“Although CBT has a strong evidence base for bein effective, several meta-analyses have shown that effect sizes are small to moderate,” the authors wrote. “Interpersonal psychotherapy (IPT) has in later years been shown to be equally effective as CBT or even more effective in some studies.”
In the systematically review and meta-analyze, the investigators searched various databases and for outcomes of depressive symptoms and suicidal ideation in an effort to fill the gaps on missing systematic reviews and meta-analysis of family therapy for this patient population.
The team reviewed clinical trials with family therapy for depression and/or suicidal ideation in adolescents, examined the effectiveness of family therapy in reducing depressive symptoms and suicidal ideation compared to other treatments, and evaluated their methodological quality.
The studies included in the final analysis involved patients aged 9-18 years who met the diagnostic criteria for a depressive disorder, according to a structured diagnostic interview or exceeded a predefined threshold for depressive symptoms in a standardized assessment or reported suicidal ideation, using a validated symptom measure.
The investigators sought primary outcomes of the differential change in level of depressive symptoms or suicidal ideation following treatment between family therapy and comparison groups.
Overall they screened 5940 records and identified 10 randomized controlled studies of family therapy for depressive disorder or suicidal ideation in adolescents with an active treatment comparison group.
There were 9 studies included that reported outcome measures of depressive symptoms and 4 studies reporting outcome measures of suicidal ideation.
The investigators found no significant difference between family therapy and active comparison treatment for end-of-treatment levels of depression.
The analysis of suicidal ideation showed a significant effect in favor of family therapy compared to comparison therapy.
“Based on the current body of research, we found that family therapy is not superior to other psychotherapies in the treatment of depressive disorder,” the authors wrote. “However, family therapy leads to significantly improved outcomes for suicidal ideation, compared to other psychotherapies.

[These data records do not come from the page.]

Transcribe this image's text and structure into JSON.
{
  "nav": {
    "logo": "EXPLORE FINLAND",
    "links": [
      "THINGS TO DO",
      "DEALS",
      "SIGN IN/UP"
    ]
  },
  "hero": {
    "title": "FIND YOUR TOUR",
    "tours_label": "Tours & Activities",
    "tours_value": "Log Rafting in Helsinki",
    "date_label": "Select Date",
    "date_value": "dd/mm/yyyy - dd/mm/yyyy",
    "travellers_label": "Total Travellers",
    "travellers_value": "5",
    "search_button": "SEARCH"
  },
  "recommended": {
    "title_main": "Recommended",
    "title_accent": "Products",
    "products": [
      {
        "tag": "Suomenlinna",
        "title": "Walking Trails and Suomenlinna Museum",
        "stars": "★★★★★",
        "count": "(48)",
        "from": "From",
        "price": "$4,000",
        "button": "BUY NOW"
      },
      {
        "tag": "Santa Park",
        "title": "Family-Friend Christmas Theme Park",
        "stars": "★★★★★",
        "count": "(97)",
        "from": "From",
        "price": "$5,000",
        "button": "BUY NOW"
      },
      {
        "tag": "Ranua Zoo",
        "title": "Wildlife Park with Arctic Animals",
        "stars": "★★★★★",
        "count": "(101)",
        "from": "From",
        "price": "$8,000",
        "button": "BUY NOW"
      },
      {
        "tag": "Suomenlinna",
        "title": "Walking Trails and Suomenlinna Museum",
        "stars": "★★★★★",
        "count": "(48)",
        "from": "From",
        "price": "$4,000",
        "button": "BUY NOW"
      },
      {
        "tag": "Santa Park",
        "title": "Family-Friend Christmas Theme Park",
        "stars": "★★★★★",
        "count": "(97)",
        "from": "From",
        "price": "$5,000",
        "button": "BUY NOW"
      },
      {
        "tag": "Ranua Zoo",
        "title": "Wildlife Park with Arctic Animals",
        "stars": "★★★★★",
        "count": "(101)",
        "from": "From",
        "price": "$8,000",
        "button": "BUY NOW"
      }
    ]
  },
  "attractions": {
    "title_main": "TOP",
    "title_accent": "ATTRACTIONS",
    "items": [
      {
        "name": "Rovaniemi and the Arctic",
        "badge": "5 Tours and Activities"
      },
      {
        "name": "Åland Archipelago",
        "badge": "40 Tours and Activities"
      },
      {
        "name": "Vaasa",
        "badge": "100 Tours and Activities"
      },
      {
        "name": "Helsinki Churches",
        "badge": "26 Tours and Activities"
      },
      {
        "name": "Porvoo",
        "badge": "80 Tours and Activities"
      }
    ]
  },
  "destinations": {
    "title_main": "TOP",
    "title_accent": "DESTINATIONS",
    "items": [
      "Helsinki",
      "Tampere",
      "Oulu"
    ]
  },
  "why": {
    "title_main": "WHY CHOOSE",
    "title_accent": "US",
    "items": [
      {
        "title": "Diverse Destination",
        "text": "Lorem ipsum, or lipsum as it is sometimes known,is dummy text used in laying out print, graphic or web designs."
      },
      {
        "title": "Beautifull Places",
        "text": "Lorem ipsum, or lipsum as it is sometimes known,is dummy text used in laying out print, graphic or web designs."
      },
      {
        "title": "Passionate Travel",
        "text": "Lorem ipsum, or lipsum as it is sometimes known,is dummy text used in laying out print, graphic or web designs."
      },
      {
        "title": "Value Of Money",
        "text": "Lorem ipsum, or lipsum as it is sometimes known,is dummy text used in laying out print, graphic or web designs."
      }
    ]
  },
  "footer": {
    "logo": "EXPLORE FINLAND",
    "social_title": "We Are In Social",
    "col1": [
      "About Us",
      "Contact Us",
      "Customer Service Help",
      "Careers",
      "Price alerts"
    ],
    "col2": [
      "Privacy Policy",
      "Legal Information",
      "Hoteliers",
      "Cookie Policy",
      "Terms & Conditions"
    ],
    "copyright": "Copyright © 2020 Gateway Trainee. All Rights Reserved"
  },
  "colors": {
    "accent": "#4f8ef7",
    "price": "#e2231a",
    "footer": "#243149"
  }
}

The evidence for the treatment of depression is of low quality needs more research.”
The study, “Family therapy for adolescents with depression and suicidal ideation: A systematic review and meta–analysis,” was published online in Clinical Child Psychology and Psychiatry.